### Work task
Type the entries out once more. Match them exactly.

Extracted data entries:
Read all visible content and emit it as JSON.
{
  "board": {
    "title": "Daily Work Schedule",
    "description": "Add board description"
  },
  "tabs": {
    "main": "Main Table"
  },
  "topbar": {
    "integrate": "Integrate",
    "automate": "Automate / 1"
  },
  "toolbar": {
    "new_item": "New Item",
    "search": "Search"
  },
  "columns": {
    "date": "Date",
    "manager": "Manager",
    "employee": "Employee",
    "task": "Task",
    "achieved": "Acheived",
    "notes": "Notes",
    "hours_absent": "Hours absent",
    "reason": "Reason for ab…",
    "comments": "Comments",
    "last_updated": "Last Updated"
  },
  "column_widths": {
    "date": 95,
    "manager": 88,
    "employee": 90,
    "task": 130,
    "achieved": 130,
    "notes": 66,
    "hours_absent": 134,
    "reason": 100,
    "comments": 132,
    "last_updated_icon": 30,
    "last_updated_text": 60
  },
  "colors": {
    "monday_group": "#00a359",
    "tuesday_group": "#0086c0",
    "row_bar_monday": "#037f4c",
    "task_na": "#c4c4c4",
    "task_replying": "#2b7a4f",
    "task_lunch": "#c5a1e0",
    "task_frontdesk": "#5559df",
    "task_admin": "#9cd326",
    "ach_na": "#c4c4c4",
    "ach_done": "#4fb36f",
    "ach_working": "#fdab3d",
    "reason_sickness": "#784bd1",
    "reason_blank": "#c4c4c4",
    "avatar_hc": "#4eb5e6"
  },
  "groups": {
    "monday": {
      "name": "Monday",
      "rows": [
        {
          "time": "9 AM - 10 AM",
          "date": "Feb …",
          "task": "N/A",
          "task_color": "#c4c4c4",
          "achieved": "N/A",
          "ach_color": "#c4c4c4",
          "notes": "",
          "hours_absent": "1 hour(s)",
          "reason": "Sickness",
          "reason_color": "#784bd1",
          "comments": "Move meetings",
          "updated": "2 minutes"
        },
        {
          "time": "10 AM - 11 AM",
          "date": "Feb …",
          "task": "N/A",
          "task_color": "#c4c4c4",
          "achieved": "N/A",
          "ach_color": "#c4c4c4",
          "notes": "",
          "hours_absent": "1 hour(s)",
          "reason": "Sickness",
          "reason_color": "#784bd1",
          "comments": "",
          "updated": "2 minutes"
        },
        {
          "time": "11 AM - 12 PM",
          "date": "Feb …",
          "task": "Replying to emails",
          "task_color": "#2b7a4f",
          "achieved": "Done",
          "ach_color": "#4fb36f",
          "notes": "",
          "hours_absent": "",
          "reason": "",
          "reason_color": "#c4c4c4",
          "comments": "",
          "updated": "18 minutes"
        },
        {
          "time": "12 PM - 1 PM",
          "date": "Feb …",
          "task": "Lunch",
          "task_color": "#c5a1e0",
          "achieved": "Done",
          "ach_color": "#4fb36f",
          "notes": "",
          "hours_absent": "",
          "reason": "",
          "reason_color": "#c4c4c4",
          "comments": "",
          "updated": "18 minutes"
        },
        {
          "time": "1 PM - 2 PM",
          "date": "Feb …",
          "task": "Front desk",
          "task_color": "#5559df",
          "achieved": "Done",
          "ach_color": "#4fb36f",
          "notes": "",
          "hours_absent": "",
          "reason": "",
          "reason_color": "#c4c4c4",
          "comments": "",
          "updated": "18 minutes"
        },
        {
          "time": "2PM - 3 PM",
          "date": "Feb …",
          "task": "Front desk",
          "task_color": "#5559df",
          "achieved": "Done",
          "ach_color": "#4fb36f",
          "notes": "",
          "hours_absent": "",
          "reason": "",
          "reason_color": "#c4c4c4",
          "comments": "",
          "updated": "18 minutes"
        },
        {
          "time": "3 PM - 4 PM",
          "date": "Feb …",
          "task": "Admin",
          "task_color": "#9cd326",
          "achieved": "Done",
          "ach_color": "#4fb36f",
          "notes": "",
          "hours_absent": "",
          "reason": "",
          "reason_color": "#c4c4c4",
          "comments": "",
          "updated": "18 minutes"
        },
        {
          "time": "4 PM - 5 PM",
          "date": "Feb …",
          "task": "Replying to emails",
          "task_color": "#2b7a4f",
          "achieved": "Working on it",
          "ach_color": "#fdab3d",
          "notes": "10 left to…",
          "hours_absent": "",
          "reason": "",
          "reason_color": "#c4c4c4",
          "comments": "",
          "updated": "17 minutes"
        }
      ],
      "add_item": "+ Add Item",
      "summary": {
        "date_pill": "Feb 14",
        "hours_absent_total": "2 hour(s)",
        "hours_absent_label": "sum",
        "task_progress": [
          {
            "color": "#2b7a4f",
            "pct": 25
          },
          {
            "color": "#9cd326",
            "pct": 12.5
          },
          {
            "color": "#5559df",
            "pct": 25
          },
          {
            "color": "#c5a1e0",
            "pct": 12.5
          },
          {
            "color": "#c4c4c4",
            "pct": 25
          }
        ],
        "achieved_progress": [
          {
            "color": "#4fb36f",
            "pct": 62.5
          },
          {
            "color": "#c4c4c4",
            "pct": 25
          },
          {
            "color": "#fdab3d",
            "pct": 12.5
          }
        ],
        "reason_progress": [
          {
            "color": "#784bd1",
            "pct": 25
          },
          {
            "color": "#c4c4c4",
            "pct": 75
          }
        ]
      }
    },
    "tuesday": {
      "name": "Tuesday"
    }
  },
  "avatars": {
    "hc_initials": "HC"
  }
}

### Exercise result
Read all visible content and emit it as JSON.
{
  "board": {
    "title": "Daily Work Schedule",
    "description": "Add board description"
  },
  "tabs": {
    "main": "Main Table"
  },
  "topbar": {
    "integrate": "Integrate",
    "automate": "Automate / 1"
  },
  "toolbar": {
    "new_item": "New Item",
    "search": "Search"
  },
  "columns": {
    "date": "Date",
    "manager": "Manager",
    "employee": "Employee",
    "task": "Task",
    "achieved": "Acheived",
    "notes": "Notes",
    "hours_absent": "Hours absent",
    "reason": "Reason for ab…",
    "comments": "Comments",
    "last_updated": "Last Updated"
  },
  "column_widths": {
    "date": 95,
    "manager": 88,
    "employee": 90,
    "task": 130,
    "achieved": 130,
    "notes": 66,
    "hours_absent": 134,
    "reason": 100,
    "comments": 132,
    "last_updated_icon": 30,
    "last_updated_text": 60
  },
  "colors": {
    "monday_group": "#00a359",
    "tuesday_group": "#0086c0",
    "row_bar_monday": "#037f4c",
    "task_na": "#c4c4c4",
    "task_replying": "#2b7a4f",
    "task_lunch": "#c5a1e0",
    "task_frontdesk": "#5559df",
    "task_admin": "#9cd326",
    "ach_na": "#c4c4c4",
    "ach_done": "#4fb36f",
    "ach_working": "#fdab3d",
    "reason_sickness": "#784bd1",
    "reason_blank": "#c4c4c4",
    "avatar_hc": "#4eb5e6"
  },
  "groups": {
    "monday": {
      "name": "Monday",
      "rows": [
        {
          "time": "9 AM - 10 AM",
          "date": "Feb …",
          "task": "N/A",
          "task_color": "#c4c4c4",
          "achieved": "N/A",
          "ach_color": "#c4c4c4",
          "notes": "",
          "hours_absent": "1 hour(s)",
          "reason": "Sickness",
          "reason_color": "#784bd1",
          "comments": "Move meetings",
          "updated": "2 minutes"
        },
        {
          "time": "10 AM - 11 AM",
          "date": "Feb …",
          "task": "N/A",
          "task_color": "#c4c4c4",
          "achieved": "N/A",
          "ach_color": "#c4c4c4",
          "notes": "",
          "hours_absent": "1 hour(s)",
          "reason": "Sickness",
          "reason_color": "#784bd1",
          "comments": "",
          "updated": "2 minutes"
        },
        {
          "time": "11 AM - 12 PM",
          "date": "Feb …",
          "task": "Replying to emails",
          "task_color": "#2b7a4f",
          "achieved": "Done",
          "ach_color": "#4fb36f",
          "notes": "",
          "hours_absent": "",
          "reason": "",
          "reason_color": "#c4c4c4",
          "comments": "",
          "updated": "18 minutes"
        },
        {
          "time": "12 PM - 1 PM",
          "date": "Feb …",
          "task": "Lunch",
          "task_color": "#c5a1e0",
          "achieved": "Done",
          "ach_color": "#4fb36f",
          "notes": "",
          "hours_absent": "",
          "reason": "",
          "reason_color": "#c4c4c4",
          "comments": "",
          "updated": "18 minutes"
        },
        {
          "time": "1 PM - 2 PM",
          "date": "Feb …",
          "task": "Front desk",
          "task_color": "#5559df",
          "achieved": "Done",
          "ach_color": "#4fb36f",
          "notes": "",
          "hours_absent": "",
          "reason": "",
          "reason_color": "#c4c4c4",
          "comments": "",
          "updated": "18 minutes"
        },
        {
          "time": "2PM - 3 PM",
          "date": "Feb …",
          "task": "Front desk",
          "task_color": "#5559df",
          "achieved": "Done",
          "ach_color": "#4fb36f",
          "notes": "",
          "hours_absent": "",
          "reason": "",
          "reason_color": "#c4c4c4",
          "comments": "",
          "updated": "18 minutes"
        },
        {
          "time": "3 PM - 4 PM",
          "date": "Feb …",
          "task": "Admin",
          "task_color": "#9cd326",
          "achieved": "Done",
          "ach_color": "#4fb36f",
          "notes": "",
          "hours_absent": "",
          "reason": "",
          "reason_color": "#c4c4c4",
          "comments": "",
          "updated": "18 minutes"
        },
        {
          "time": "4 PM - 5 PM",
          "date": "Feb …",
          "task": "Replying to emails",
          "task_color": "#2b7a4f",
          "achieved": "Working on it",
          "ach_color": "#fdab3d",
          "notes": "10 left to…",
          "hours_absent": "",
          "reason": "",
          "reason_color": "#c4c4c4",
          "comments": "",
          "updated": "17 minutes"
        }
      ],
      "add_item": "+ Add Item",
      "summary": {
        "date_pill": "Feb 14",
        "hours_absent_total": "2 hour(s)",
        "hours_absent_label": "sum",
        "task_progress": [
          {
            "color": "#2b7a4f",
            "pct": 25
          },
          {
            "color": "#9cd326",
            "pct": 12.5
          },
          {
            "color": "#5559df",
            "pct": 25
          },
          {
            "color": "#c5a1e0",
            "pct": 12.5
          },
          {
            "color": "#c4c4c4",
            "pct": 25
          }
        ],
        "achieved_progress": [
          {
            "color": "#4fb36f",
            "pct": 62.5
          },
          {
            "color": "#c4c4c4",
            "pct": 25
          },
          {
            "color": "#fdab3d",
            "pct": 12.5
          }
        ],
        "reason_progress": [
          {
            "color": "#784bd1",
            "pct": 25
          },
          {
            "color": "#c4c4c4",
            "pct": 75
          }
        ]
      }
    },
    "tuesday": {
      "name": "Tuesday"
    }
  },
  "avatars": {
    "hc_initials": "HC"
  }
}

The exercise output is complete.